The Carrickfergus Macular Society Support Group will be taking a break for Christmas and will not hold its monthly meeting in December.
Instead, the group will next meet on Tuesday, January 28 from 11am-12.30pm at Carrickfergus Library, 2 Joymount Court, Carrickfergus BT38 7DQ.
The group will then meet at the same time and venue on the fourth Tuesday of each month.
The Macular Society, together with local people, organises the group, which aims to offer information, encouragement and friendship to people who are affected by macular disease and other sight loss conditions.
Macular disease is the biggest cause of sight loss in the UK. Nearly 1.5 million people are currently affected and many more are at risk. The disease can have a devastating effect on people’s lives, leaving them unable to drive, read or see faces.
Many people affected describe losing their sight as being similar to bereavement. There is still no cure and most types of the disease are not treatable. Age-related macular degeneration (AMD) is the most common form of macular disease, affecting more than 600,000 people, usually over the age of 50.
Karen Toogood, Macular Society regional manager, said: “The Carrickfergus Macular Society Support Group is here for anybody affected by macular disease and we want to encourage people to come along. Friends and family are also very welcome.
“It’s good to be able to learn from each other’s experiences and get tips. The peer support can be so helpful. Our groups can really help people increase in confidence and become more independent.

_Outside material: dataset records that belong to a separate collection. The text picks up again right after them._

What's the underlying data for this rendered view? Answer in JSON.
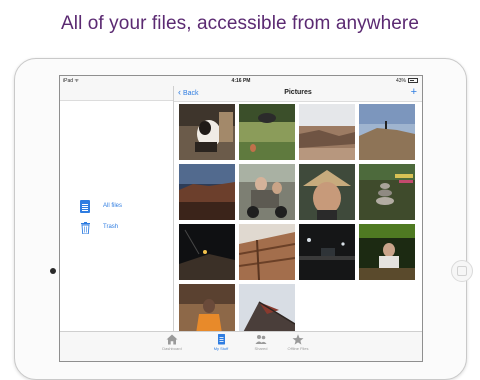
{
  "headline": "All of your files, accessible from anywhere",
  "status_bar": {
    "carrier": "iPad ᯤ",
    "time": "4:16 PM",
    "battery": "43%"
  },
  "sidebar": {
    "items": [
      {
        "label": "All files",
        "icon": "document-icon"
      },
      {
        "label": "Trash",
        "icon": "trash-icon"
      }
    ]
  },
  "nav": {
    "back_label": "Back",
    "title": "Pictures",
    "add_label": "+"
  },
  "photos": [
    {
      "name": "dog-portrait"
    },
    {
      "name": "dog-in-grass"
    },
    {
      "name": "canyon-desert"
    },
    {
      "name": "person-on-rock"
    },
    {
      "name": "mesa-landscape"
    },
    {
      "name": "motorcycle-riders"
    },
    {
      "name": "woman-in-hat"
    },
    {
      "name": "stone-cairn"
    },
    {
      "name": "night-hill"
    },
    {
      "name": "wooden-structure"
    },
    {
      "name": "dark-street"
    },
    {
      "name": "green-room-man"
    },
    {
      "name": "child-in-orange"
    },
    {
      "name": "temple-roof"
    }
  ],
  "tabbar": {
    "tabs": [
      {
        "label": "Dashboard",
        "icon": "home-icon"
      },
      {
        "label": "My Stuff",
        "icon": "document-icon",
        "active": true
      },
      {
        "label": "Shared",
        "icon": "people-icon"
      },
      {
        "label": "Offline Files",
        "icon": "star-icon"
      }
    ]
  },
  "colors": {
    "accent": "#2f7de1",
    "headline": "#5b2a72"
  }
}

“The group invites guest speakers on a variety of subjects, including macular conditions and their impact on our daily lives. The meetings are also social occasions where we can chat over a cup of tea.”
In Northern Ireland, the Macular Society has been able to establish and run new sight loss support groups across the country thanks to £650,000 of National Lottery funding from the National Lottery Community Fund (formerly the Big Lottery Fund). This vital investment has enabled the charity to triple the number of its support groups in Northern Ireland, and deliver a range of other vital services since 2009.